*** Opening of RECORDED INFORMATION ***

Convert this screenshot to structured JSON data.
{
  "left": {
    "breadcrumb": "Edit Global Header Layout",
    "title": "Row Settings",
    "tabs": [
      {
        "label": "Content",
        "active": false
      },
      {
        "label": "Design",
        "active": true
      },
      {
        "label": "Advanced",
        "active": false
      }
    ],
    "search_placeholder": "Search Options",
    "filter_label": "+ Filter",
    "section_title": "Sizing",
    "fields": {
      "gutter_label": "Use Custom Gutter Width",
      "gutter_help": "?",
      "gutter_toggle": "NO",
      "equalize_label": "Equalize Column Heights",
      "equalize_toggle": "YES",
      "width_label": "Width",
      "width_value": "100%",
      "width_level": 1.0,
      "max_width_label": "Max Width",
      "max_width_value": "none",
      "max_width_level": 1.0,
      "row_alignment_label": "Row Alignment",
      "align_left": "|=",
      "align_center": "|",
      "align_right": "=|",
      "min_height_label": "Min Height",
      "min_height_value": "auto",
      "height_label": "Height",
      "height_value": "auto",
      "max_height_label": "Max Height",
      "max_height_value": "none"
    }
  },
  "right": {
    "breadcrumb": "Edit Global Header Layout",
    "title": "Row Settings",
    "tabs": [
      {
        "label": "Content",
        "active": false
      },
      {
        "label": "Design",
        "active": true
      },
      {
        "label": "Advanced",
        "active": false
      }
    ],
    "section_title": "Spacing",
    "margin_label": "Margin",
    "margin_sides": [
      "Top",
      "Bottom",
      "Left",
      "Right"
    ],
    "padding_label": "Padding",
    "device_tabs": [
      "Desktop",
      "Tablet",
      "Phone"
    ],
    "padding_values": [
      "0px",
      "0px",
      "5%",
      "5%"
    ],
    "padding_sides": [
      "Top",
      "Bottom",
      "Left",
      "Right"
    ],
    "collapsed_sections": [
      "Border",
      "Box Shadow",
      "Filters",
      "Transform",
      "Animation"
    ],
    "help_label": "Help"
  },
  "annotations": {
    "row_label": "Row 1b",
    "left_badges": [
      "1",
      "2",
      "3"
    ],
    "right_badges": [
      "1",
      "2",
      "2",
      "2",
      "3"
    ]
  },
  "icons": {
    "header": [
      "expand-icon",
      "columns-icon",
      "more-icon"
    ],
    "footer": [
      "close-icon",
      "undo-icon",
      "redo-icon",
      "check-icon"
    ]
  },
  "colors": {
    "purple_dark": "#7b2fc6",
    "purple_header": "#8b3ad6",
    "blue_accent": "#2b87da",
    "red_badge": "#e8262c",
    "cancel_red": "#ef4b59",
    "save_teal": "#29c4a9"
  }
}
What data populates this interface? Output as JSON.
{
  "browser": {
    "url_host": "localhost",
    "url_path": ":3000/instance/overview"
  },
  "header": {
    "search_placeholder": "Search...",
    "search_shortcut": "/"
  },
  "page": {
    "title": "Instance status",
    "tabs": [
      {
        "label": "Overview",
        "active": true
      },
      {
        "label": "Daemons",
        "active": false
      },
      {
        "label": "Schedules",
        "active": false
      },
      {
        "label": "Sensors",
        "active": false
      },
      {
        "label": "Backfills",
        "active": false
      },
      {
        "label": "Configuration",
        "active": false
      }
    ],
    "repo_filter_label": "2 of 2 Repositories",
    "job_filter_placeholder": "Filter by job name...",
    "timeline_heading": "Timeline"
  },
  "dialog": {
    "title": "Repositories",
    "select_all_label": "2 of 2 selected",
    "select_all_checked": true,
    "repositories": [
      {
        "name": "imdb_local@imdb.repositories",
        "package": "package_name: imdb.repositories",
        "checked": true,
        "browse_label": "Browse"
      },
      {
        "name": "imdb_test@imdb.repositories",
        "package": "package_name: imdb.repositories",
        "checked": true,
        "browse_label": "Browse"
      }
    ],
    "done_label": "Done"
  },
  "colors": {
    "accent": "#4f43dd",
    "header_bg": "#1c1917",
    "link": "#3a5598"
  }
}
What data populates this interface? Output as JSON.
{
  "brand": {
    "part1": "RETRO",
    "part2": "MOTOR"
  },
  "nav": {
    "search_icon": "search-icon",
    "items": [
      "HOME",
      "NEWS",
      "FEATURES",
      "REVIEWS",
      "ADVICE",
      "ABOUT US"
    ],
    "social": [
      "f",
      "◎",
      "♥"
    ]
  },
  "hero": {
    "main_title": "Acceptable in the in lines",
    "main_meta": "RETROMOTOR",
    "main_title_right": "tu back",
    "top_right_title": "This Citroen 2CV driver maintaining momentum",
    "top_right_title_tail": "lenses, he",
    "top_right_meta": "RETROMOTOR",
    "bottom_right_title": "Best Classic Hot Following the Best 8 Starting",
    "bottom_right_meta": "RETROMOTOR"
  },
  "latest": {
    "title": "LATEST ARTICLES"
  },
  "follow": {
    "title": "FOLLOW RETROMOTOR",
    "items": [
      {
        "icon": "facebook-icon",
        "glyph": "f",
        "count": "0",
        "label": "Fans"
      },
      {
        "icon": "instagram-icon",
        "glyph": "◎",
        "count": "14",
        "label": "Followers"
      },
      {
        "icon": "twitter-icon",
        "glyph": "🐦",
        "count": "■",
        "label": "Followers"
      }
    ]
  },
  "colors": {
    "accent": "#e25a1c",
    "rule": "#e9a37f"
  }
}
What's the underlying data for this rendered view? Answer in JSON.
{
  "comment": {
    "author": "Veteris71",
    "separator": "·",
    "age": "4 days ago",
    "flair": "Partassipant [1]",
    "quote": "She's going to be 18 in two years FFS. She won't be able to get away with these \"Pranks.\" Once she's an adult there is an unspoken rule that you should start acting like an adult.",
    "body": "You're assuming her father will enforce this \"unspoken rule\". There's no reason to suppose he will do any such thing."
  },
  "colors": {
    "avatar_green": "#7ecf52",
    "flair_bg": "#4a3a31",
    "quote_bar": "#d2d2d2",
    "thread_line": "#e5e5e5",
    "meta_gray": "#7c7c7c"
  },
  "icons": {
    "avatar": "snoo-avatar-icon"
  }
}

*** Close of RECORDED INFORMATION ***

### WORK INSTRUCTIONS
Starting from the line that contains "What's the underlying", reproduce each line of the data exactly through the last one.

### ANSWER SECTION
What's the underlying data for this rendered view? Answer in JSON.
{
  "comment": {
    "author": "Veteris71",
    "separator": "·",
    "age": "4 days ago",
    "flair": "Partassipant [1]",
    "quote": "She's going to be 18 in two years FFS. She won't be able to get away with these \"Pranks.\" Once she's an adult there is an unspoken rule that you should start acting like an adult.",
    "body": "You're assuming her father will enforce this \"unspoken rule\". There's no reason to suppose he will do any such thing."
  },
  "colors": {
    "avatar_green": "#7ecf52",
    "flair_bg": "#4a3a31",
    "quote_bar": "#d2d2d2",
    "thread_line": "#e5e5e5",
    "meta_gray": "#7c7c7c"
  },
  "icons": {
    "avatar": "snoo-avatar-icon"
  }
}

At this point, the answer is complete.